----- Source material

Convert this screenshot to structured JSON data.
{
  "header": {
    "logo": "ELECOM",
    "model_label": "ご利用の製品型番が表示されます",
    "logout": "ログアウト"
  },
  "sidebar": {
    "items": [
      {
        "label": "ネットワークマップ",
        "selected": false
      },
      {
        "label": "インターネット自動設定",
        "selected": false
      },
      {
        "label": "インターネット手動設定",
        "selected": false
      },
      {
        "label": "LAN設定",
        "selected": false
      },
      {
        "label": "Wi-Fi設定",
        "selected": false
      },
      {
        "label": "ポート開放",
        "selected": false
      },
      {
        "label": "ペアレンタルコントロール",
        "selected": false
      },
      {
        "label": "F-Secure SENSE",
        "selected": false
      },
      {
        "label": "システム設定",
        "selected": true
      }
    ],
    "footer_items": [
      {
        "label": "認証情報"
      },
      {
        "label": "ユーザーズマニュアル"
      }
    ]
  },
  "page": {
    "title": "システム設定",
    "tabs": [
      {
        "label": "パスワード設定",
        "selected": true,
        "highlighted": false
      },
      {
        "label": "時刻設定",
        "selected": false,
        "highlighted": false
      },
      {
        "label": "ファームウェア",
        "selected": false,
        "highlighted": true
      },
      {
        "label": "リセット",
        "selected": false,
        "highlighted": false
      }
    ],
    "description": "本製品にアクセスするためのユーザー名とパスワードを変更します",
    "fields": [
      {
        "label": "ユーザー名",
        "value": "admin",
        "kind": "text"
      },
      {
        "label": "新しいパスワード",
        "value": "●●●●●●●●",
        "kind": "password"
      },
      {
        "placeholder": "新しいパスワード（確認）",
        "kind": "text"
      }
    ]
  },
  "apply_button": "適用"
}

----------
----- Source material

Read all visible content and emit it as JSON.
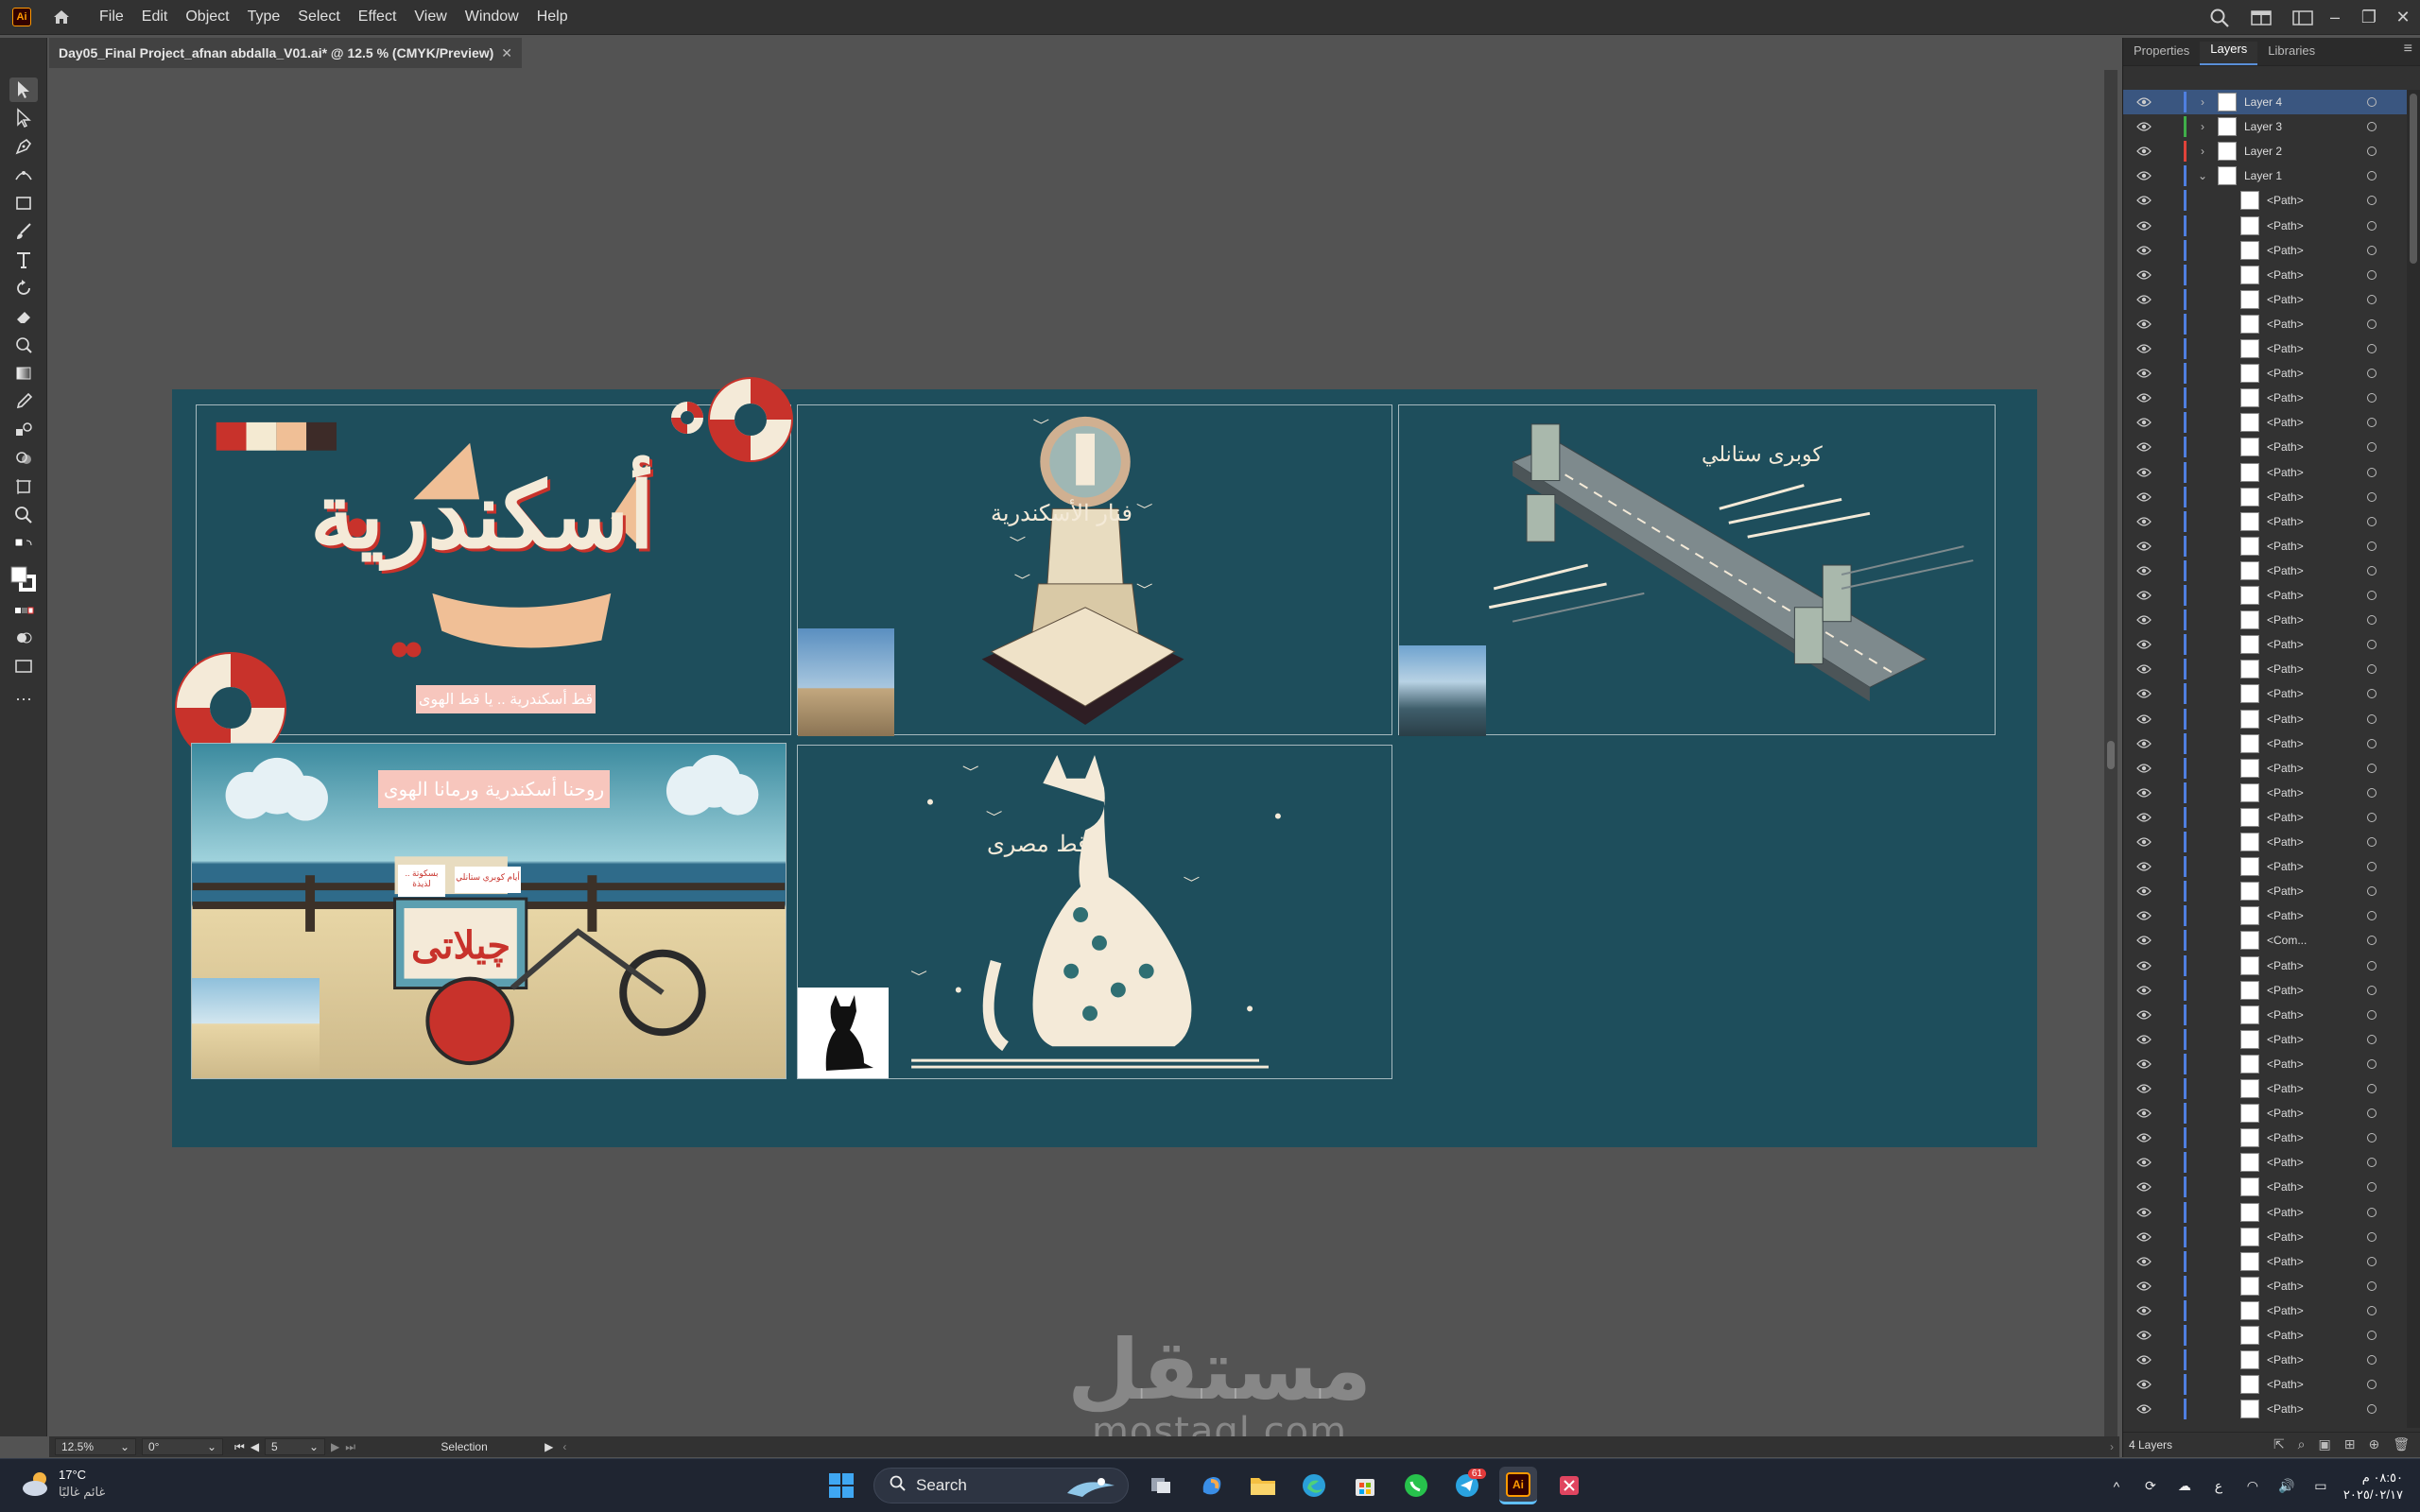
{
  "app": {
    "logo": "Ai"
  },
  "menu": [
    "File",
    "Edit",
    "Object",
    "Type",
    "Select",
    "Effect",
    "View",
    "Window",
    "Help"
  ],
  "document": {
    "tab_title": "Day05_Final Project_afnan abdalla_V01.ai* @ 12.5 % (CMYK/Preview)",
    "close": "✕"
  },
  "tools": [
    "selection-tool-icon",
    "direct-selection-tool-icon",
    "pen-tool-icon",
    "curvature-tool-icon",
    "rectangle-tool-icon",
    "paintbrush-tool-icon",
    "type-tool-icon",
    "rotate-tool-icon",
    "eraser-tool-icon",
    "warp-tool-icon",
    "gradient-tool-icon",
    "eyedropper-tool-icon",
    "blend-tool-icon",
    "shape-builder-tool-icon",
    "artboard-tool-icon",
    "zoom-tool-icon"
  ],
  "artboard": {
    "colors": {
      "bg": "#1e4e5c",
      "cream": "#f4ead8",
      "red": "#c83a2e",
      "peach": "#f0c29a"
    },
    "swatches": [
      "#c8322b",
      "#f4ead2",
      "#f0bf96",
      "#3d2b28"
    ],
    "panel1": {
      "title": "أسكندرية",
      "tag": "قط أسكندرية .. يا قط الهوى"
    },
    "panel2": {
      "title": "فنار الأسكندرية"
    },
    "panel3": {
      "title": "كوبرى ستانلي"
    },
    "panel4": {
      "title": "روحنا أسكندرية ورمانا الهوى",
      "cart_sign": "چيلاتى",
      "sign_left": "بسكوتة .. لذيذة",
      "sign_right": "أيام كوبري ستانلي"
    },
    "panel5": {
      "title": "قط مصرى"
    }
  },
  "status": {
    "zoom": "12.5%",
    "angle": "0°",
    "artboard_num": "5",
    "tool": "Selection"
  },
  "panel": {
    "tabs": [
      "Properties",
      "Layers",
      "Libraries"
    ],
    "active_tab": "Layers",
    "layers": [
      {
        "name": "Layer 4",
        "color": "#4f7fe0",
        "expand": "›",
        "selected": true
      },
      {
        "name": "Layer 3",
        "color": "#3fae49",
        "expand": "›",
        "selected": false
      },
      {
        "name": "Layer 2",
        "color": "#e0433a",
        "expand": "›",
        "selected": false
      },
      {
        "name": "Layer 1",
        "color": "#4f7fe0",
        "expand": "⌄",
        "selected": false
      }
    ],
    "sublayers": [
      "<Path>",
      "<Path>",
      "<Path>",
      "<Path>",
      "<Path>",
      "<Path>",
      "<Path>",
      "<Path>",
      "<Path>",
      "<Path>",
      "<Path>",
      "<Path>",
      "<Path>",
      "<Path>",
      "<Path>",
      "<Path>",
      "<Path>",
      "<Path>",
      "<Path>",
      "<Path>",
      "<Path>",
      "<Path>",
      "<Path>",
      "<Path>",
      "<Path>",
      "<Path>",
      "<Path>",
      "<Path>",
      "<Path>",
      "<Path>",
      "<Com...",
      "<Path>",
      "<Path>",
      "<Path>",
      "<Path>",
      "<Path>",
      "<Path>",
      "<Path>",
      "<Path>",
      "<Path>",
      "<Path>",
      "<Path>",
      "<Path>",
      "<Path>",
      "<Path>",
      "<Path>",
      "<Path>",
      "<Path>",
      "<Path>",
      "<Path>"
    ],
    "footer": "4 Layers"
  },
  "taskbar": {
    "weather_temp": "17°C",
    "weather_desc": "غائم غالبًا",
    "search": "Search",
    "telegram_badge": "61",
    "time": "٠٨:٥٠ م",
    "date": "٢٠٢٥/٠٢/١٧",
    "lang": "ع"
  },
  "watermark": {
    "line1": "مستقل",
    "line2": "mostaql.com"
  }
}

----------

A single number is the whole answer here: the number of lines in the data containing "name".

Response to this exercise
4